Which act prompted the most wonderful reaction from the players: the party split up!

Not only did they split up, they went to all the right places. Prof. Brugge (Craig) sent West, his servant (Jase) to investigate the Orangery while he himself investigated the Root Cellar. Nicolas (Thom) followed Sophie up into the attic while Frank Linden (Tom) stayed with Sami. The dominos were all in the perfect places.

So, we started with the Shadowplay. Sophie suggested that Niclas watch her rehearsal, and in her sweet voice started to narrate Oscar’s story as she turned the clockwork. Her voice slowly became rougher until Oscar himself appeared from behind her screen and accused Niclas of his murder. Niclas failed a fear roll and panics, flinging himself down the ladder (for an old man however, he is mobile, and did not hurt himself).

Cut to Prof. Brugge, who broke into the root cellar to be confronted by a horrific vision of a rotting cave, and a vision of Oscar’s murder. His fear roll succeeded. West, sees the sleeping patrons of the inn coming out to attack the professor and tries to grapple one of them.

Meanwhile Franz realises that Sami is somehow possessed and has to stop him hanging himself.
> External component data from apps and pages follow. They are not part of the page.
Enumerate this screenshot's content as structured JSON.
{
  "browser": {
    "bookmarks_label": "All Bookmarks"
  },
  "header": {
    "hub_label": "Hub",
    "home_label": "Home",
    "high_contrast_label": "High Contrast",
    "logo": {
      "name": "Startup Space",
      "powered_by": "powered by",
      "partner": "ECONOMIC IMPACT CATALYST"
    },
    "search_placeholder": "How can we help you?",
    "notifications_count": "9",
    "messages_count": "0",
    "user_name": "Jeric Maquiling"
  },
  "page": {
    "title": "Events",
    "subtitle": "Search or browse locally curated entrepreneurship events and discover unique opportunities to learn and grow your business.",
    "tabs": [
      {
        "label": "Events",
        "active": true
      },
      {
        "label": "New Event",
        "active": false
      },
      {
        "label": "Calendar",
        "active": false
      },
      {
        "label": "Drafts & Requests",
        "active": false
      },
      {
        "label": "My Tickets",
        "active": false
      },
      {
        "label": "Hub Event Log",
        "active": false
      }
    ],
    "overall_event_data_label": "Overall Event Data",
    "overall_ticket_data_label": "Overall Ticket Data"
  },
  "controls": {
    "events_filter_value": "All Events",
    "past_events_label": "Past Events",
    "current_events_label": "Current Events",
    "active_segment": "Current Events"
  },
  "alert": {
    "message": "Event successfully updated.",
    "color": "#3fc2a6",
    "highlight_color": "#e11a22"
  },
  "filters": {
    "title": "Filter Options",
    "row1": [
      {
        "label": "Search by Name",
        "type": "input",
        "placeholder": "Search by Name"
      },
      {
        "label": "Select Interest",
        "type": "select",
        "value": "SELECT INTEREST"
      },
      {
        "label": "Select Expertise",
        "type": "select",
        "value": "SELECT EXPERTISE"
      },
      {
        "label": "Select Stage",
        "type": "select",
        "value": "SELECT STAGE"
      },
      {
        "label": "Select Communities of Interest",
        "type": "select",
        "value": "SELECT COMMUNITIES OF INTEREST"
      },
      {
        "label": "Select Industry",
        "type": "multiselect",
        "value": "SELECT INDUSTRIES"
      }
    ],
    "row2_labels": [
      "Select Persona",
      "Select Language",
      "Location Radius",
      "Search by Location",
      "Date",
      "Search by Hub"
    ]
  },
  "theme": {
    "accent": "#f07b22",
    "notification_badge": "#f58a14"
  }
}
Niclas, stumbling out of the house sees his friends seemingly attacked by the sleepwalkers. Rolls for Fear and fails again. Rather than flight, he choose a fight response and stabs one of the sleepwalkers, the priest.

Then using his advantage the Professor removers what was on a disappeared page on the journey here. A prayer against enchantment. I wasn’t sure how to handle this, rules as written, but in the last few seconds of the session, citing Maximum Game Fun I let him make a roll and he succeeded. (Perhaps a pro would have made him wait ’till the next session.)